There's the expected different investigator classes, and imaginative and inspirational write ups of monsters, cults and Mythos Beings, plus an introductory adventure. Brilliant. I heartily recommend it to everyone.

I enjoyed it so much, I bought a copy of Fear Itself. This spoilt the illusion somewhat.
Fear Itself is about 80 pages long, and is sold as an ideal vehicle for running one shot slasher movie / thriller games.
On the surface, I was quite excited. It also uses the Gumshoe system, and I like that it was short. Just the basics, no unnecessary fluff for the sake of it. We're all familiar with the genre it supports, so why waste time writing about it. Let's just get on. Oh, and it's a bit cheaper.
The problem is that it's only 53% new material.
The actual game system is word for word identical to Trail... and, I imagine, any other Gumshoe system game.
This means i've spent money on about twenty new pages, including the introductory adventure (more on that later), out of eighty.
Not so hot.
It's a supplement that's been sold as a stand alone product.

The intro adventure at the back deserves special notice, though, for one reason alone. You play LARPers. Really. And it mocks you remorselessly for even knowing what a LARPer is (although it does mock Vampire/Goth Doom Cookie LARPers more).
A little to close to the bone, I thought, although possibly great fun to play if you really hate a certain clique of roleplayers.

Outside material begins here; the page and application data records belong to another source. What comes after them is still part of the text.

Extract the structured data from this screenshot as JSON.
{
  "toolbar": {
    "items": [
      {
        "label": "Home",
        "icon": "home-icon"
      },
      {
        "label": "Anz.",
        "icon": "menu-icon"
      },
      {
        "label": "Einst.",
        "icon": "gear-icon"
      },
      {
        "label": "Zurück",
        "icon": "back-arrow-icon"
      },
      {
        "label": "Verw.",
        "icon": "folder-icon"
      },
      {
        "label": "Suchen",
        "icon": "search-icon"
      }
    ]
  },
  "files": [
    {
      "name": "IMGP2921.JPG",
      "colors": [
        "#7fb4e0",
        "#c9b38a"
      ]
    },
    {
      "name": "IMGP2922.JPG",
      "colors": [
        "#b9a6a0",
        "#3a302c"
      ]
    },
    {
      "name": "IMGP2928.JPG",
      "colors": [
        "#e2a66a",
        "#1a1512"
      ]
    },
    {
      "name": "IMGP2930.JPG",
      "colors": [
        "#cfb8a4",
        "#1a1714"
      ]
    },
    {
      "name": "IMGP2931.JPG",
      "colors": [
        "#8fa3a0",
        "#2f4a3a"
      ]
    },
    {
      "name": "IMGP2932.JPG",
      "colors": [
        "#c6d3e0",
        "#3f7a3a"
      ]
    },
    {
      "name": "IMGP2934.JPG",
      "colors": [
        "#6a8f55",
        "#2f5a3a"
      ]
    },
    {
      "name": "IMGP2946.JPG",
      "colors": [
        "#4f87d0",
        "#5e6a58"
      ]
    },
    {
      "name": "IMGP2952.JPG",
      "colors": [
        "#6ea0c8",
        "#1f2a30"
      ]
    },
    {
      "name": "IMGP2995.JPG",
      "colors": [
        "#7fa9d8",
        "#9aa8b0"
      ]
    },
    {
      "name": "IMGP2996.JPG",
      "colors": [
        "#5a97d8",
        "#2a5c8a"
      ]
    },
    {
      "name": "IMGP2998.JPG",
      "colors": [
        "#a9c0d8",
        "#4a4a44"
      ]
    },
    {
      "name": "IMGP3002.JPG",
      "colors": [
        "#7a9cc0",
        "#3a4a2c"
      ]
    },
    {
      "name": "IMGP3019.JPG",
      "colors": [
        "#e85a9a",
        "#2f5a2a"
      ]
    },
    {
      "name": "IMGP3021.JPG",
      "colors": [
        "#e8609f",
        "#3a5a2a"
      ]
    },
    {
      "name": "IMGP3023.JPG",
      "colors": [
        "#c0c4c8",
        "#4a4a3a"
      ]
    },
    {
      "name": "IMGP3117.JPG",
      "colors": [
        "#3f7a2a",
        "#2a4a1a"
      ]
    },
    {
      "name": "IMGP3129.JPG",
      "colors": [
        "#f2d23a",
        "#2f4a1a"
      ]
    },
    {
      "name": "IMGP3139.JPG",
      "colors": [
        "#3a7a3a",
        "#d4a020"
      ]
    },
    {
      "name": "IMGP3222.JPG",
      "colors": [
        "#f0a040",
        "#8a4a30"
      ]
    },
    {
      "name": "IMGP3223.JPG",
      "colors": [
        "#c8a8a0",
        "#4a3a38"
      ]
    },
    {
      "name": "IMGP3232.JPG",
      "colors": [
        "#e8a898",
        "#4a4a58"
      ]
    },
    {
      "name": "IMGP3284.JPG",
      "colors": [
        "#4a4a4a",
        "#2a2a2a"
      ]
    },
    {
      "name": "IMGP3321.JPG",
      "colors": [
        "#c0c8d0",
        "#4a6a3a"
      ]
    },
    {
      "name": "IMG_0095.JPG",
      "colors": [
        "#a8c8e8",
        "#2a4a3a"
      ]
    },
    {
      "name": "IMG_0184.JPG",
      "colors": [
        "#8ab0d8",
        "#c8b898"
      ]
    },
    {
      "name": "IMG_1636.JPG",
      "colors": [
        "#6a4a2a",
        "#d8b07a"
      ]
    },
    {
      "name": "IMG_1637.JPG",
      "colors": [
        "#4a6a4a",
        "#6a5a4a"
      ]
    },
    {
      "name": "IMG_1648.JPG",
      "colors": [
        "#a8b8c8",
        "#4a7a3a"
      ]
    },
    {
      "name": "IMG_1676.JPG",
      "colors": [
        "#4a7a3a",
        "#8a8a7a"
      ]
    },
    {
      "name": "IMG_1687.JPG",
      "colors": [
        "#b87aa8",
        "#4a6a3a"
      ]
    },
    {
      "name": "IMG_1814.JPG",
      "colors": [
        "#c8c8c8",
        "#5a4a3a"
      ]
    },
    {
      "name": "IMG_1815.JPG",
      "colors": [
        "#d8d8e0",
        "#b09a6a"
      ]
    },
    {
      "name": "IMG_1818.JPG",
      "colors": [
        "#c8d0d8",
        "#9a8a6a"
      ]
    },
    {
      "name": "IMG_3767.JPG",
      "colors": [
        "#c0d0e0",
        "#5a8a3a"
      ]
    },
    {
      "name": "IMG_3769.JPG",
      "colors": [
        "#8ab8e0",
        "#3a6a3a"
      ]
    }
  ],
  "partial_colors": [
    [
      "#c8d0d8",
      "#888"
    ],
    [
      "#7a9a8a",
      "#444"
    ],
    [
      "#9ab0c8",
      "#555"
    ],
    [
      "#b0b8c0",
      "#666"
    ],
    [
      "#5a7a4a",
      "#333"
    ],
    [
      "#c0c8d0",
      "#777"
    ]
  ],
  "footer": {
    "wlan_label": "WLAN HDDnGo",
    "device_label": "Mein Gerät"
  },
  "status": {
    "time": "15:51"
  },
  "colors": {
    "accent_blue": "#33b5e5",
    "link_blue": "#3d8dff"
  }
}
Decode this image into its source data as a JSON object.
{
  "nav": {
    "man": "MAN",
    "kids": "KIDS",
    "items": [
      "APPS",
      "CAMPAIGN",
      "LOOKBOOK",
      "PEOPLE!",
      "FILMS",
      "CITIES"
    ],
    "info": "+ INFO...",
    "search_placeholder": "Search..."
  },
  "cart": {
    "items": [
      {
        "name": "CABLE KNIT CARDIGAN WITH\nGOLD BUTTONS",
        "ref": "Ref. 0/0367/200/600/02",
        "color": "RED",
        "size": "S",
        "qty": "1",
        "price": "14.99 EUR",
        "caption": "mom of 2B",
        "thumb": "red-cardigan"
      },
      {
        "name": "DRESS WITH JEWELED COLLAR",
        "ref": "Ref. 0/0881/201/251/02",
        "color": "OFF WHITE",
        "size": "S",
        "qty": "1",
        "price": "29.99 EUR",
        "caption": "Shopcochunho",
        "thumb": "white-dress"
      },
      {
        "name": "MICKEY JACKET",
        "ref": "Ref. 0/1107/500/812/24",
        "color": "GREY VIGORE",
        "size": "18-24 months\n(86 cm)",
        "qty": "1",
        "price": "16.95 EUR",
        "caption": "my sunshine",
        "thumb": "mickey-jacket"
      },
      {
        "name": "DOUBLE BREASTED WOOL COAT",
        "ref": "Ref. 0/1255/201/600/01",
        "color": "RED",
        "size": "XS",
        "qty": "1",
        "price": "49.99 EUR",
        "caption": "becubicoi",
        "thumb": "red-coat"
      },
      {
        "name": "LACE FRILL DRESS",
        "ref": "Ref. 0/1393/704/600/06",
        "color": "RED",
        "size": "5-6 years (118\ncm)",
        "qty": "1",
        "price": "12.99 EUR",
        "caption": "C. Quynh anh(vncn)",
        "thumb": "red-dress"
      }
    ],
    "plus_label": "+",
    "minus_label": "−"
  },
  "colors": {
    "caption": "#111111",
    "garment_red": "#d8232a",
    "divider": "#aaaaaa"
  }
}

I'd still be interested in Mutant City Blues or The Esoterrorists though...